Although the outage and the current Senate hearings are not related, they have culminated in placing Facebook at the center of public attention and forcing it into crisis mode. Congresswoman, Alexandria Ocasio-Cortez, pointed to the outage as an example of the destructive capacity of monopolies
If Facebook’s monopolistic behavior was checked back when it should’ve been (perhaps around the time it started acquiring competitors like Instagram), the continents of people who depend on WhatsApp & IG for either communication or commerce would be fine right now. Break them up.
— Alexandria Ocasio-Cortez (@AOC) October 4, 2021
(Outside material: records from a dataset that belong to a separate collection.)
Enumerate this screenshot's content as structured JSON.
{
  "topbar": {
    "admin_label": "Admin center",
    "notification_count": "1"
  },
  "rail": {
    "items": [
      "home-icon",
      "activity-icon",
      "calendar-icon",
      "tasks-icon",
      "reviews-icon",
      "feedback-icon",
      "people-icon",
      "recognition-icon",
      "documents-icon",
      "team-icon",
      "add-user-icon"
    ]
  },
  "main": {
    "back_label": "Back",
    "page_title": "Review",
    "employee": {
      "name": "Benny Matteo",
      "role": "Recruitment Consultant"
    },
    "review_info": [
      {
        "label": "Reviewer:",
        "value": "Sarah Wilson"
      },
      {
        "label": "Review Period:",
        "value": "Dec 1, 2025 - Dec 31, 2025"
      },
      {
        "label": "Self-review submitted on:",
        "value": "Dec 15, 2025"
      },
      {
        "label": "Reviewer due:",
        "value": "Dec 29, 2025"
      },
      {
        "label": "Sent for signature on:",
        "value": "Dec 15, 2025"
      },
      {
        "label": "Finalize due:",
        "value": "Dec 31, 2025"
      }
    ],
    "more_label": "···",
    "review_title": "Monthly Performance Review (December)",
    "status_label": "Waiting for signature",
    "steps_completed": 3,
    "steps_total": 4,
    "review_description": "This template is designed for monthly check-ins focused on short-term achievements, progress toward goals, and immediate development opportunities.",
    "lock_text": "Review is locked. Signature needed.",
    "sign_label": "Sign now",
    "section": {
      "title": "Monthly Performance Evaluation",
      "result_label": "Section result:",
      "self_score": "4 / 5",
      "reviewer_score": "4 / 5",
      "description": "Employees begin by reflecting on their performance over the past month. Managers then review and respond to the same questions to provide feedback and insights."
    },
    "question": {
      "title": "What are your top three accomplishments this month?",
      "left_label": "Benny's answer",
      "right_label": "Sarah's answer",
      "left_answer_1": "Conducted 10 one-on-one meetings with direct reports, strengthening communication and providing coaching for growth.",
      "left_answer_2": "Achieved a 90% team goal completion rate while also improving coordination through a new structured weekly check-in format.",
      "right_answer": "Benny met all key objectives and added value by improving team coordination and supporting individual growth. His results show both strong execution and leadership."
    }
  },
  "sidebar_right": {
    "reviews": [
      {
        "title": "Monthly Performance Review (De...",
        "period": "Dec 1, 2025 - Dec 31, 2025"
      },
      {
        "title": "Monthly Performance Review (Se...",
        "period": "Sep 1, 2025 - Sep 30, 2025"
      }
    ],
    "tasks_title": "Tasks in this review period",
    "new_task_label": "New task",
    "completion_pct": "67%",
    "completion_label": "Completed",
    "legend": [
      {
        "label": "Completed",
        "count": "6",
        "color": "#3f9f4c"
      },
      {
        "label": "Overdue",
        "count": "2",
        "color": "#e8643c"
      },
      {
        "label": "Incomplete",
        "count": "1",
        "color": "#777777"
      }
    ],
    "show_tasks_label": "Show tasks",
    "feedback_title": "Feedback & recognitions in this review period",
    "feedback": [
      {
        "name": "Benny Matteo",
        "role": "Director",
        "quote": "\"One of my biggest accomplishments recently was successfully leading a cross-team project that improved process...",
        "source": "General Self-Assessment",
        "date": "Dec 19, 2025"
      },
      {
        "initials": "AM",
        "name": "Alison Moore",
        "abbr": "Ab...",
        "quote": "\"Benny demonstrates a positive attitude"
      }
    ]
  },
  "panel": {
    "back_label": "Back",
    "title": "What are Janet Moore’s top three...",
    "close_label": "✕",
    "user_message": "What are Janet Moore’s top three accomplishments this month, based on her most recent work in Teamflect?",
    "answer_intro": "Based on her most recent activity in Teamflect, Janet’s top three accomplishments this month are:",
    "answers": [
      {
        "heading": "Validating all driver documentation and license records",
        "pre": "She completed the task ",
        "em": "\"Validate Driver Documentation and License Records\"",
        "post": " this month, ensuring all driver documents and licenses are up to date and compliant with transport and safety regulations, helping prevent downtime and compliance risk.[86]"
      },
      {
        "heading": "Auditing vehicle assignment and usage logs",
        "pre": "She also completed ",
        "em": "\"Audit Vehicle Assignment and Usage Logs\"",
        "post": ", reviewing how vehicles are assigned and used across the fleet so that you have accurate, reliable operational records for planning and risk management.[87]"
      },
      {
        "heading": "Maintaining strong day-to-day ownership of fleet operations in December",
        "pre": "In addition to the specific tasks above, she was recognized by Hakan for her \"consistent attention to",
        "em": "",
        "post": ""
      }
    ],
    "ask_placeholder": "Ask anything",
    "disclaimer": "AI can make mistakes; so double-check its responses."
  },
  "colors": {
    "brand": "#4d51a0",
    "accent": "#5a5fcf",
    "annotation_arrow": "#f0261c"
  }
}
The centralisation of the internet to just one company, and one that has consistently acted with impunity sets a dangerous precedent. Billions of people across the world have come to rely on Facebook and the services it provides, but the recent outage has shown the damage that this reliance can cause.
There is no denying the massive impact Facebook has had across the world and the good that it has delivered. Mark Zuckerberg has succeeded in providing millions with internet and many millions have used the products to demand reform and democracy from their governments.
But there’s a problem. Due to its global initiatives, Facebook now sits as a gatekeeper to the internet and it’s an incredibly unaccountable gatekeeper. Again and again, it has allowed conspiracy theories, fake news and biased, unfounded ideas to spread on its platform, with still-to-be measured damage. Facebook has argued that it has set up monitoring systems to prevent this, but they obviously don’t work as Haugen’s testimony has shown.
Now the time has come for governments to demand reform and democracy from Facebook.
Editor’s Note: The opinions expressed here by Impakter.com columnists are their own, not those of Impakter.com. — In the Featured Photo: Facebook’s headquarters at 1 Hacker Way. Featured Photo Credit: Anthony Quintano